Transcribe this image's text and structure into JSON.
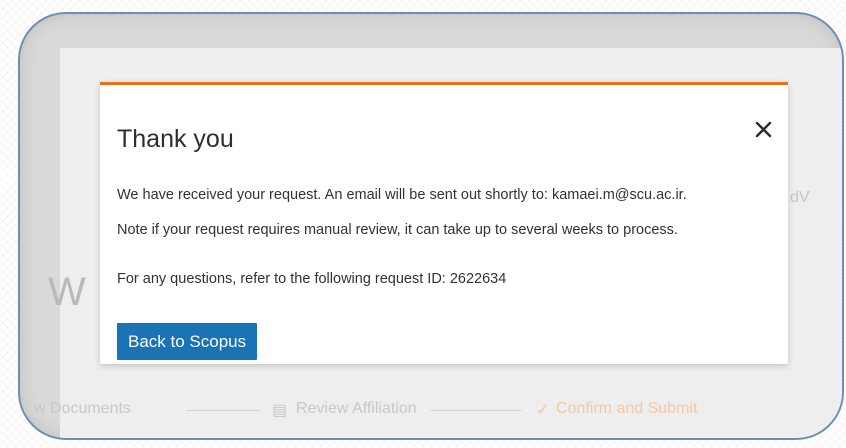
{
  "modal": {
    "title": "Thank you",
    "message_line1": "We have received your request. An email will be sent out shortly to: kamaei.m@scu.ac.ir.",
    "message_line2": "Note if your request requires manual review, it can take up to several weeks to process.",
    "request_line": "For any questions, refer to the following request ID: 2622634",
    "back_button": "Back to Scopus",
    "close_glyph": "×",
    "accent_color": "#e9711c",
    "button_color": "#1a73b4"
  },
  "background": {
    "partial_heading": "W",
    "partial_right_text": "dV",
    "steps": [
      {
        "label": "w Documents"
      },
      {
        "label": "Review Affiliation"
      },
      {
        "label": "Confirm and Submit",
        "icon": "check-icon"
      }
    ]
  }
}
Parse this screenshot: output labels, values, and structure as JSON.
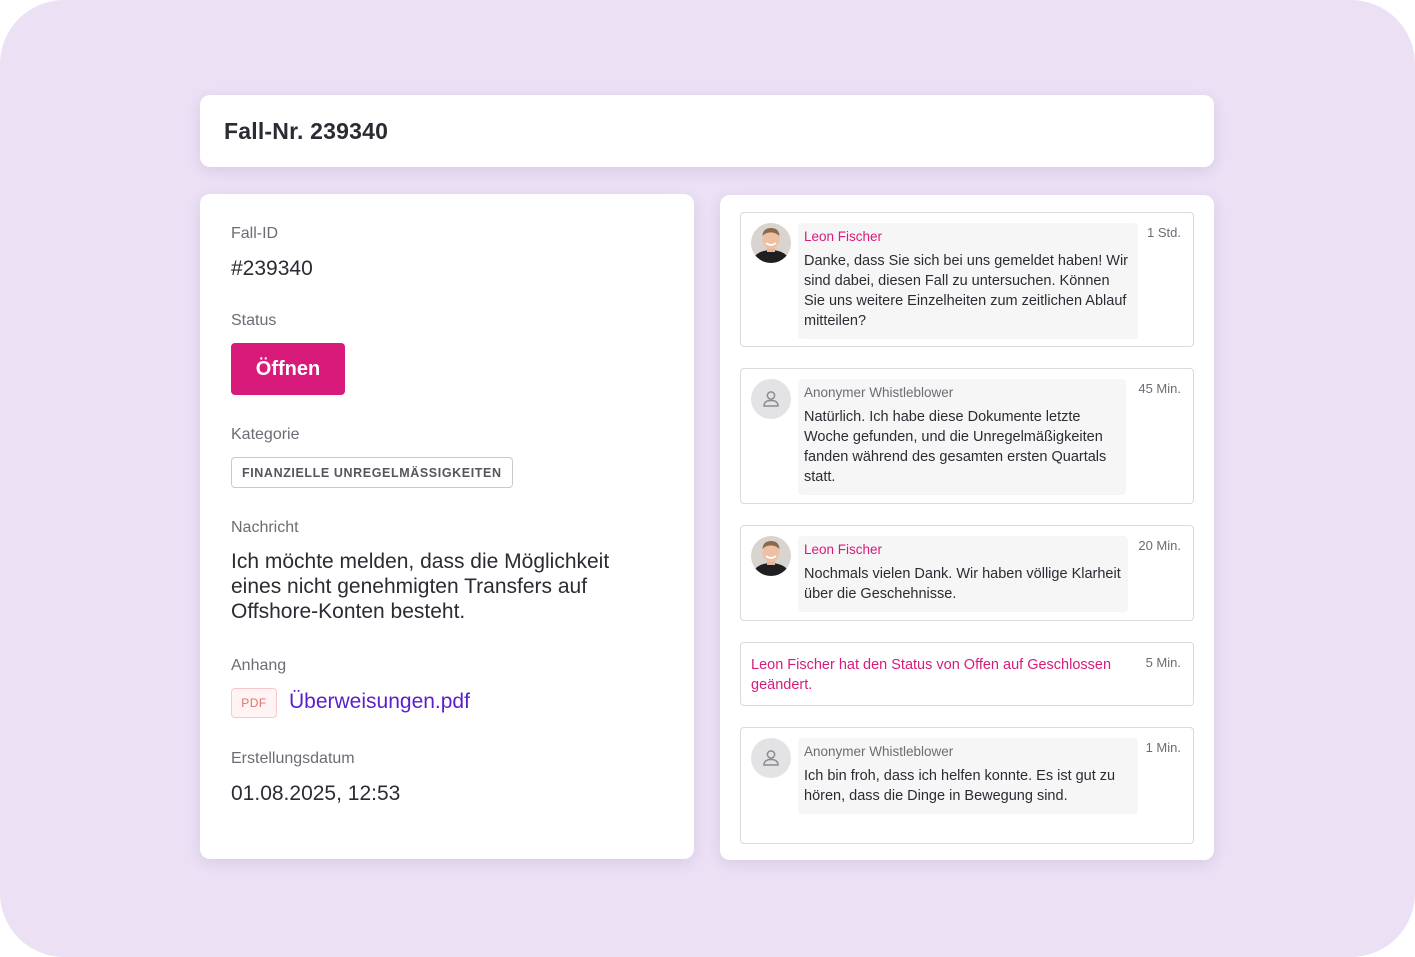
{
  "header": {
    "title": "Fall-Nr. 239340"
  },
  "details": {
    "case_id_label": "Fall-ID",
    "case_id": "#239340",
    "status_label": "Status",
    "status_button": "Öffnen",
    "category_label": "Kategorie",
    "category": "FINANZIELLE UNREGELMÄSSIGKEITEN",
    "message_label": "Nachricht",
    "message": "Ich möchte melden, dass die Möglichkeit eines nicht genehmigten Transfers auf Offshore-Konten besteht.",
    "attachment_label": "Anhang",
    "attachment_type": "PDF",
    "attachment_name": "Überweisungen.pdf",
    "created_label": "Erstellungsdatum",
    "created": "01.08.2025, 12:53"
  },
  "thread": [
    {
      "sender": "Leon Fischer",
      "text": "Danke, dass Sie sich bei uns gemeldet haben! Wir sind dabei, diesen Fall zu untersuchen. Können Sie uns weitere Einzelheiten zum zeitlichen Ablauf mitteilen?",
      "time": "1 Std."
    },
    {
      "sender": "Anonymer Whistleblower",
      "text": "Natürlich. Ich habe diese Dokumente letzte Woche gefunden, und die Unregelmäßigkeiten fanden während des gesamten ersten Quartals statt.",
      "time": "45 Min."
    },
    {
      "sender": "Leon Fischer",
      "text": "Nochmals vielen Dank. Wir haben völlige Klarheit über die Geschehnisse.",
      "time": "20 Min."
    },
    {
      "system": "Leon Fischer hat den Status von Offen auf Geschlossen geändert.",
      "time": "5 Min."
    },
    {
      "sender": "Anonymer Whistleblower",
      "text": "Ich bin froh, dass ich helfen konnte. Es ist gut zu hören, dass die Dinge in Bewegung sind.",
      "time": "1 Min."
    }
  ],
  "colors": {
    "accent": "#d81b7b",
    "link": "#5b1fc9",
    "background": "#ebe0f4"
  },
  "icons": {
    "anonymous_avatar": "user-silhouette-icon",
    "leon_avatar": "avatar-photo"
  }
}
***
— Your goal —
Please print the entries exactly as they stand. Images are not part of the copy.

— Answer to this task —
Transcribe this image's text and structure into JSON.
{
  "modal": {
    "title": "Thank you",
    "message_line1": "We have received your request. An email will be sent out shortly to: kamaei.m@scu.ac.ir.",
    "message_line2": "Note if your request requires manual review, it can take up to several weeks to process.",
    "request_line": "For any questions, refer to the following request ID: 2622634",
    "back_button": "Back to Scopus",
    "close_glyph": "×",
    "accent_color": "#e9711c",
    "button_color": "#1a73b4"
  },
  "background": {
    "partial_heading": "W",
    "partial_right_text": "dV",
    "steps": [
      {
        "label": "w Documents"
      },
      {
        "label": "Review Affiliation"
      },
      {
        "label": "Confirm and Submit",
        "icon": "check-icon"
      }
    ]
  }
}
Parse this screenshot: output labels, values, and structure as JSON.
{
  "header": {
    "title": "Fall-Nr. 239340"
  },
  "details": {
    "case_id_label": "Fall-ID",
    "case_id": "#239340",
    "status_label": "Status",
    "status_button": "Öffnen",
    "category_label": "Kategorie",
    "category": "FINANZIELLE UNREGELMÄSSIGKEITEN",
    "message_label": "Nachricht",
    "message": "Ich möchte melden, dass die Möglichkeit eines nicht genehmigten Transfers auf Offshore-Konten besteht.",
    "attachment_label": "Anhang",
    "attachment_type": "PDF",
    "attachment_name": "Überweisungen.pdf",
    "created_label": "Erstellungsdatum",
    "created": "01.08.2025, 12:53"
  },
  "thread": [
    {
      "sender": "Leon Fischer",
      "text": "Danke, dass Sie sich bei uns gemeldet haben! Wir sind dabei, diesen Fall zu untersuchen. Können Sie uns weitere Einzelheiten zum zeitlichen Ablauf mitteilen?",
      "time": "1 Std."
    },
    {
      "sender": "Anonymer Whistleblower",
      "text": "Natürlich. Ich habe diese Dokumente letzte Woche gefunden, und die Unregelmäßigkeiten fanden während des gesamten ersten Quartals statt.",
      "time": "45 Min."
    },
    {
      "sender": "Leon Fischer",
      "text": "Nochmals vielen Dank. Wir haben völlige Klarheit über die Geschehnisse.",
      "time": "20 Min."
    },
    {
      "system": "Leon Fischer hat den Status von Offen auf Geschlossen geändert.",
      "time": "5 Min."
    },
    {
      "sender": "Anonymer Whistleblower",
      "text": "Ich bin froh, dass ich helfen konnte. Es ist gut zu hören, dass die Dinge in Bewegung sind.",
      "time": "1 Min."
    }
  ],
  "colors": {
    "accent": "#d81b7b",
    "link": "#5b1fc9",
    "background": "#ebe0f4"
  },
  "icons": {
    "anonymous_avatar": "user-silhouette-icon",
    "leon_avatar": "avatar-photo"
  }
}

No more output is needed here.